Thursday, 16 July 2015

The Gauci "identifications"

[What follows is the text of a report published on the BBC News website on this date in 2008:]

The man convicted of the Lockerbie bombing has called in an American psychologist to help clear his name.

Abdelbasset al Megrahi, 56, claims an identity parade line-up was unfair and has challenged the way photos were shown to potential witnesses.

Prof Steve Clark, of the University of California, is said to be an expert on identification procedures.

At Edinburgh's Court of Criminal Appeal, Megrahi's defence team sought the right to show photos to Prof Clark.

Margaret Scott QC said it was "unprecedented" that she should have to ask judges to order the handover of the original photos.

Appeal judges are expected to hear further legal argument on the question next month.

Megrahi is currently serving life in jail for the 1988 atrocity, in which 270 people died.

He lost one appeal against conviction but the Scottish Criminal Cases Review Commission, which investigates possible miscarriages of justice, told the courts to look at the case again.

Megrahi's second attempt to overturn his conviction has led to a number of legal wrangles - including a long-running row about whether defence lawyers should be allowed access to secret documents.

[RB: The report that Professor Clark produced can be read here. A similar report by Professor Tim Valentine can be read here. The views on the case of the doyenne of the psychologists of eyewitness memory, Professor Elizabeth Loftus, can be read here. Their unanimous conclusion is that the “identification” of Megrahi by Tony Gauci is valueless.]


  1. "Their unanimous conclusion is that the “identification” of Megrahi by Tony Gauci is valueless."

    Great that reputed experts state their findings, and behind all of them there is clearly a serious piece of research.

    It is also nice when such experts reach the same conclusion as I think most people would have if they did not in advance were hellbent on finding guilt:
    Giving initial information that conflicts with the finding wanted in the end, changing your statements along the way, making wrong pics (as is pointed out: in the presence of people who know the 'right' answer and even receiving suggestions from them) and ending up with something like 'resemble' or 'little bit exactly like', no, that does not somehow translate into usable identification evidence.

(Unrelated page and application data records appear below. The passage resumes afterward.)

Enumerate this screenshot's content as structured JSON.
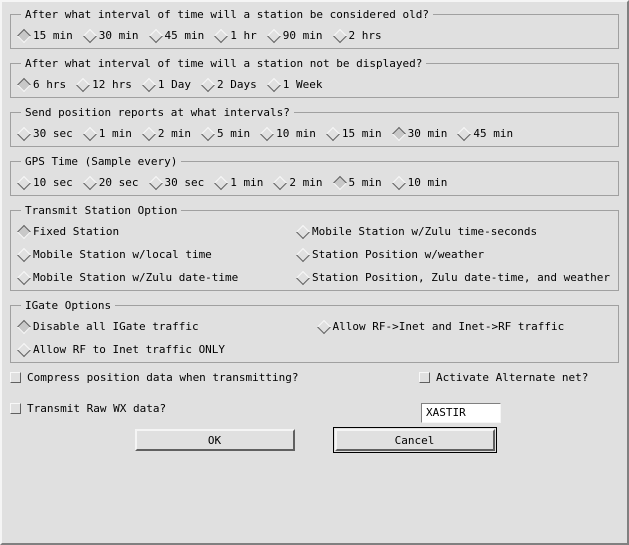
{
  "groups": {
    "old_station": {
      "legend": "After what interval of time will a station be considered old?",
      "options": [
        "15 min",
        "30 min",
        "45 min",
        "1 hr",
        "90 min",
        "2 hrs"
      ],
      "selected": 0
    },
    "not_displayed": {
      "legend": "After what interval of time will a station not be displayed?",
      "options": [
        "6 hrs",
        "12 hrs",
        "1 Day",
        "2 Days",
        "1 Week"
      ],
      "selected": 0
    },
    "posit_interval": {
      "legend": "Send position reports at what intervals?",
      "options": [
        "30 sec",
        "1 min",
        "2 min",
        "5 min",
        "10 min",
        "15 min",
        "30 min",
        "45 min"
      ],
      "selected": 6
    },
    "gps_time": {
      "legend": "GPS Time (Sample every)",
      "options": [
        "10 sec",
        "20 sec",
        "30 sec",
        "1 min",
        "2 min",
        "5 min",
        "10 min"
      ],
      "selected": 5
    },
    "transmit_option": {
      "legend": "Transmit Station Option",
      "options": [
        "Fixed Station",
        "Mobile Station w/Zulu time-seconds",
        "Mobile Station w/local time",
        "Station Position w/weather",
        "Mobile Station w/Zulu date-time",
        "Station Position, Zulu date-time, and weather"
      ],
      "selected": 0
    },
    "igate": {
      "legend": "IGate Options",
      "options": [
        "Disable all IGate traffic",
        "Allow RF->Inet and Inet->RF traffic",
        "Allow RF to Inet traffic ONLY"
      ],
      "selected": 0
    }
  },
  "checks": {
    "compress": "Compress position data when transmitting?",
    "altnet": "Activate Alternate net?",
    "raw_wx": "Transmit Raw WX data?"
  },
  "altnet_value": "XASTIR",
  "buttons": {
    "ok": "OK",
    "cancel": "Cancel"
  }
}
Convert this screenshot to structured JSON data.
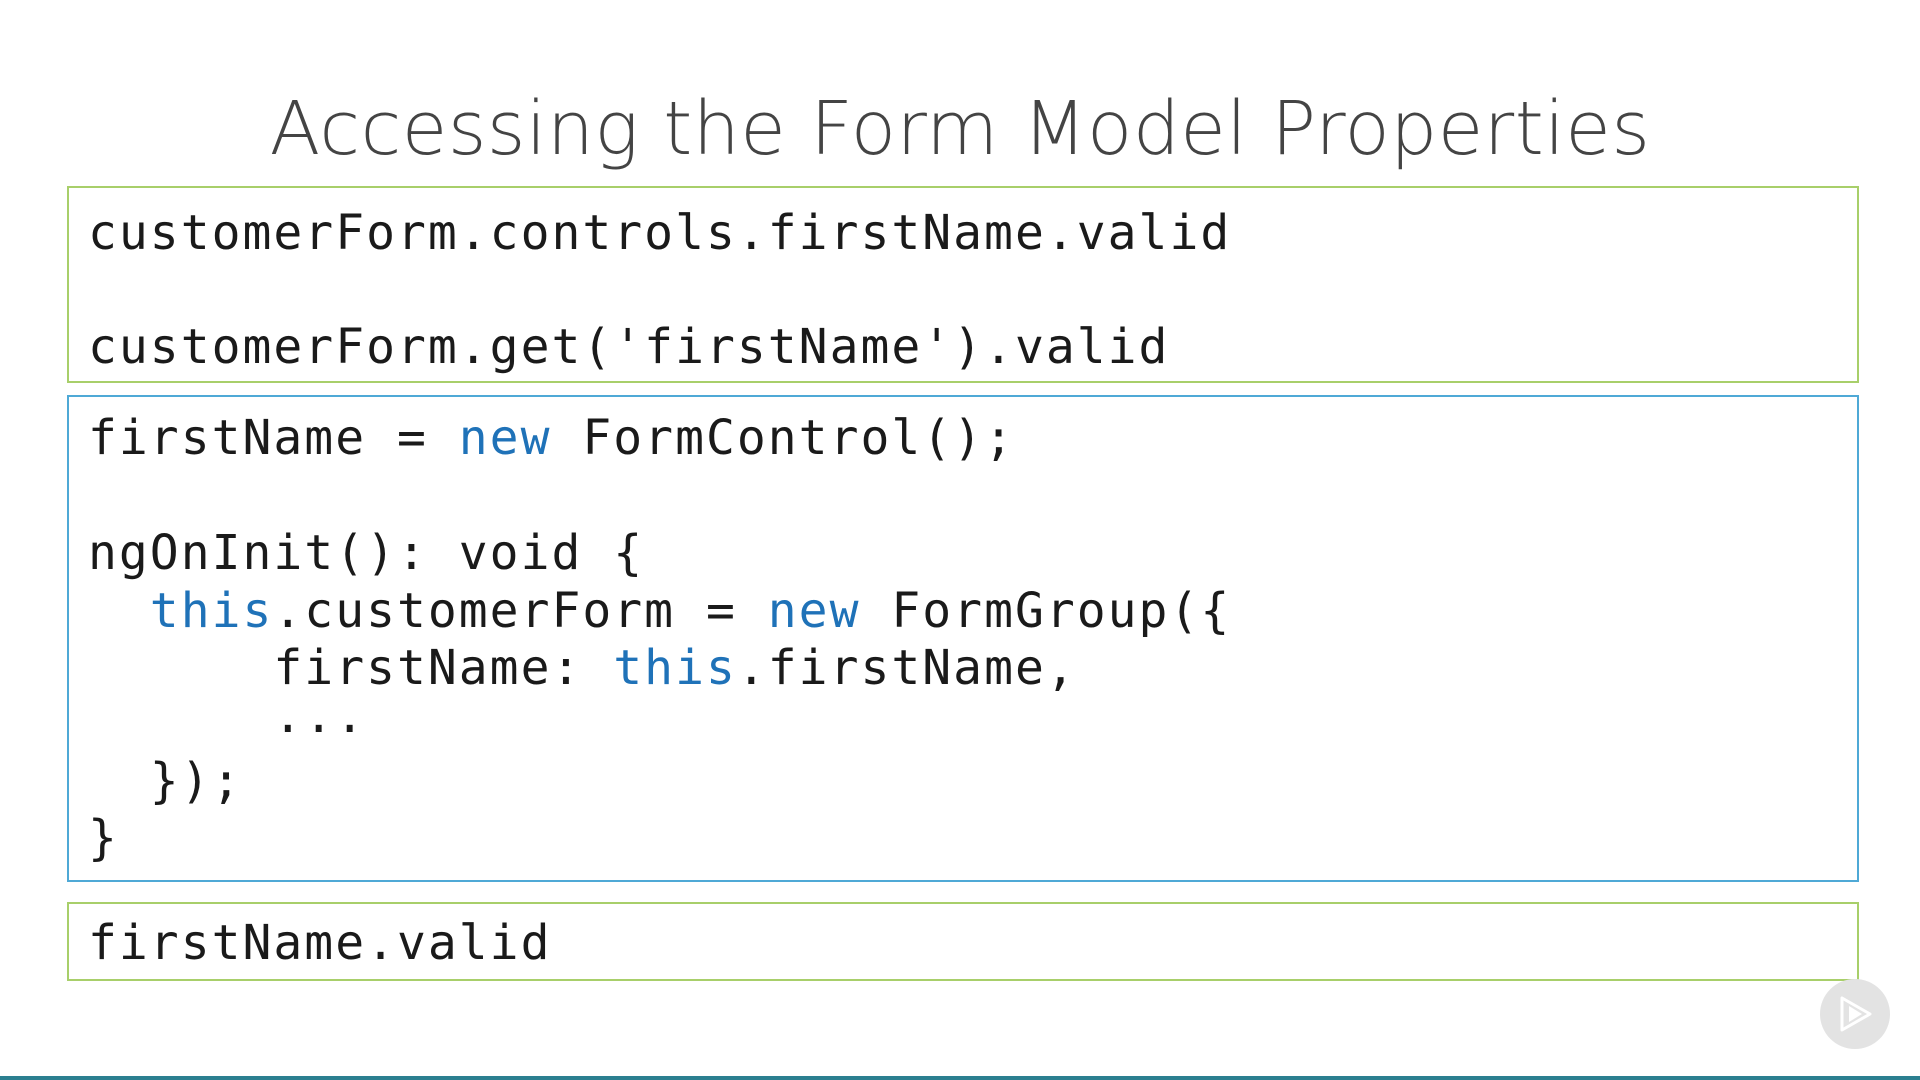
{
  "slide": {
    "title": "Accessing the Form Model Properties"
  },
  "access_box": {
    "line1": "customerForm.controls.firstName.valid",
    "line2": "customerForm.get('firstName').valid"
  },
  "control_box": {
    "line1": {
      "a": "firstName = ",
      "kw": "new",
      "b": " FormControl();"
    },
    "line2": "ngOnInit(): void {",
    "line3": {
      "indent": "  ",
      "kw1": "this",
      "a": ".customerForm = ",
      "kw2": "new",
      "b": " FormGroup({"
    },
    "line4": {
      "indent": "      ",
      "a": "firstName: ",
      "kw": "this",
      "b": ".firstName,"
    },
    "line5": "      ...",
    "line6": "  });",
    "line7": "}"
  },
  "short_box": {
    "line1": "firstName.valid"
  },
  "player": {
    "icon": "play-icon"
  },
  "colors": {
    "keyword": "#1f72b8",
    "green_border": "#a8cf6a",
    "blue_border": "#4fa9d6",
    "bottom_rule": "#2b7f90"
  }
}
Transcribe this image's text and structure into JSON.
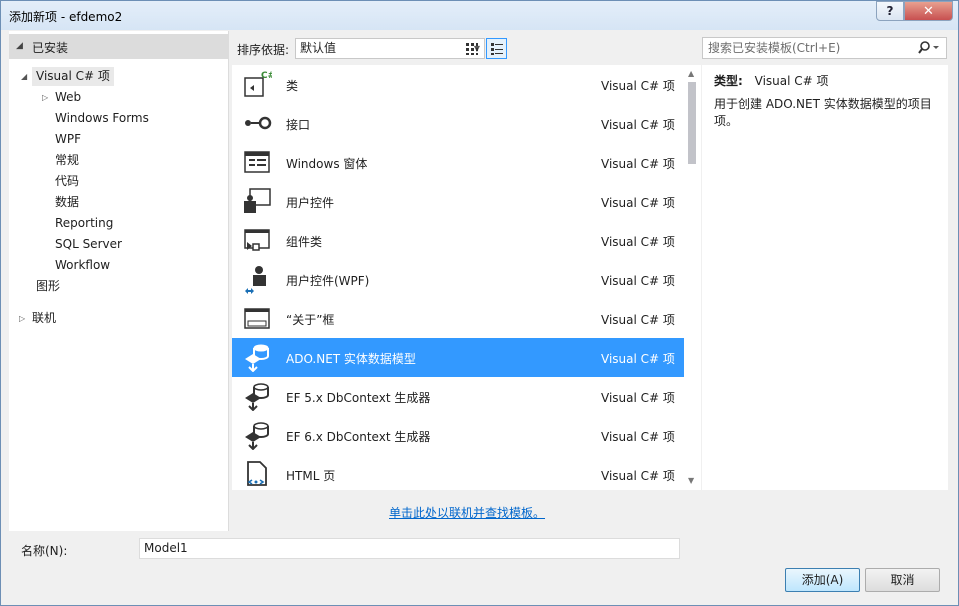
{
  "window": {
    "title": "添加新项 - efdemo2",
    "help_label": "?",
    "close_label": "✕"
  },
  "left_tree": {
    "installed_label": "已安装",
    "root_label": "Visual C# 项",
    "items": [
      "Web",
      "Windows Forms",
      "WPF",
      "常规",
      "代码",
      "数据",
      "Reporting",
      "SQL Server",
      "Workflow"
    ],
    "graphics_label": "图形",
    "online_label": "联机"
  },
  "toolbar": {
    "sort_label": "排序依据:",
    "sort_value": "默认值"
  },
  "search": {
    "placeholder": "搜索已安装模板(Ctrl+E)"
  },
  "templates": [
    {
      "name": "类",
      "category": "Visual C# 项",
      "icon": "class-icon"
    },
    {
      "name": "接口",
      "category": "Visual C# 项",
      "icon": "interface-icon"
    },
    {
      "name": "Windows 窗体",
      "category": "Visual C# 项",
      "icon": "windows-form-icon"
    },
    {
      "name": "用户控件",
      "category": "Visual C# 项",
      "icon": "user-control-icon"
    },
    {
      "name": "组件类",
      "category": "Visual C# 项",
      "icon": "component-class-icon"
    },
    {
      "name": "用户控件(WPF)",
      "category": "Visual C# 项",
      "icon": "wpf-user-control-icon"
    },
    {
      "name": "“关于”框",
      "category": "Visual C# 项",
      "icon": "about-box-icon"
    },
    {
      "name": "ADO.NET 实体数据模型",
      "category": "Visual C# 项",
      "icon": "entity-model-icon",
      "selected": true
    },
    {
      "name": "EF 5.x DbContext 生成器",
      "category": "Visual C# 项",
      "icon": "dbcontext-generator-icon"
    },
    {
      "name": "EF 6.x DbContext 生成器",
      "category": "Visual C# 项",
      "icon": "dbcontext-generator-icon"
    },
    {
      "name": "HTML 页",
      "category": "Visual C# 项",
      "icon": "html-page-icon"
    }
  ],
  "detail": {
    "type_label": "类型:",
    "type_value": "Visual C# 项",
    "description": "用于创建 ADO.NET 实体数据模型的项目项。"
  },
  "online_link": "单击此处以联机并查找模板。",
  "name_field": {
    "label": "名称(N):",
    "value": "Model1"
  },
  "buttons": {
    "add": "添加(A)",
    "cancel": "取消"
  },
  "colors": {
    "selection": "#3399ff",
    "link": "#0066cc"
  }
}
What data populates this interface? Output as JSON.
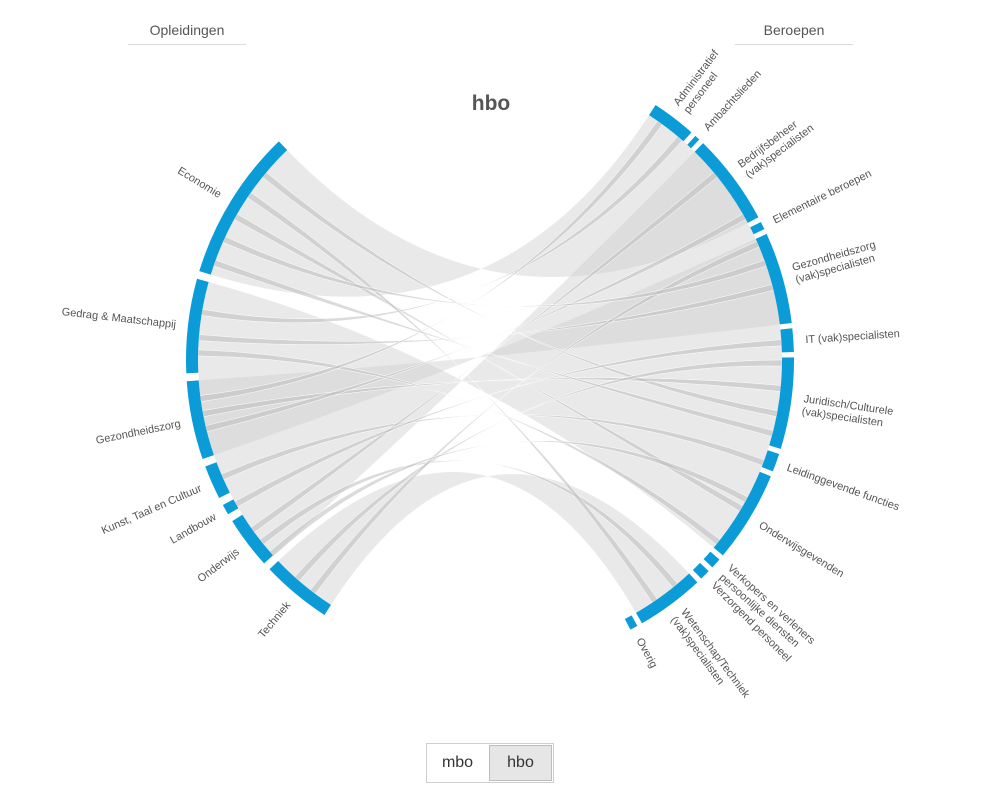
{
  "headers": {
    "left": "Opleidingen",
    "right": "Beroepen"
  },
  "title": "hbo",
  "switcher": {
    "options": [
      "mbo",
      "hbo"
    ],
    "selected": "hbo"
  },
  "colors": {
    "arc": "#0b9bd7",
    "ribbon": "#cfcfcf",
    "text": "#555555"
  },
  "opleidingen": [
    {
      "name": "Economie",
      "lines": [
        "Economie"
      ]
    },
    {
      "name": "Gedrag & Maatschappij",
      "lines": [
        "Gedrag & Maatschappij"
      ]
    },
    {
      "name": "Gezondheidszorg",
      "lines": [
        "Gezondheidszorg"
      ]
    },
    {
      "name": "Kunst, Taal en Cultuur",
      "lines": [
        "Kunst, Taal en Cultuur"
      ]
    },
    {
      "name": "Landbouw",
      "lines": [
        "Landbouw"
      ]
    },
    {
      "name": "Onderwijs",
      "lines": [
        "Onderwijs"
      ]
    },
    {
      "name": "Techniek",
      "lines": [
        "Techniek"
      ]
    }
  ],
  "beroepen": [
    {
      "name": "Administratief personeel",
      "lines": [
        "Administratief",
        "personeel"
      ]
    },
    {
      "name": "Ambachtslieden",
      "lines": [
        "Ambachtslieden"
      ]
    },
    {
      "name": "Bedrijfsbeheer (vak)specialisten",
      "lines": [
        "Bedrijfsbeheer",
        "(vak)specialisten"
      ]
    },
    {
      "name": "Elementaire beroepen",
      "lines": [
        "Elementaire beroepen"
      ]
    },
    {
      "name": "Gezondheidszorg (vak)specialisten",
      "lines": [
        "Gezondheidszorg",
        "(vak)specialisten"
      ]
    },
    {
      "name": "IT (vak)specialisten",
      "lines": [
        "IT (vak)specialisten"
      ]
    },
    {
      "name": "Juridisch/Culturele (vak)specialisten",
      "lines": [
        "Juridisch/Culturele",
        "(vak)specialisten"
      ]
    },
    {
      "name": "Leidinggevende functies",
      "lines": [
        "Leidinggevende functies"
      ]
    },
    {
      "name": "Onderwijsgevenden",
      "lines": [
        "Onderwijsgevenden"
      ]
    },
    {
      "name": "Verkopers en verleners persoonlijke diensten",
      "lines": [
        "Verkopers en verleners",
        "persoonlijke diensten"
      ]
    },
    {
      "name": "Verzorgend personeel",
      "lines": [
        "Verzorgend personeel"
      ]
    },
    {
      "name": "Wetenschap/Techniek (vak)specialisten",
      "lines": [
        "Wetenschap/Techniek",
        "(vak)specialisten"
      ]
    },
    {
      "name": "Overig",
      "lines": [
        "Overig"
      ]
    }
  ]
}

  2. There is also a third expert report prepared by Professor David Canter and others, of the University of Huddersfield, which is worthy of mention. The conclusions are the same.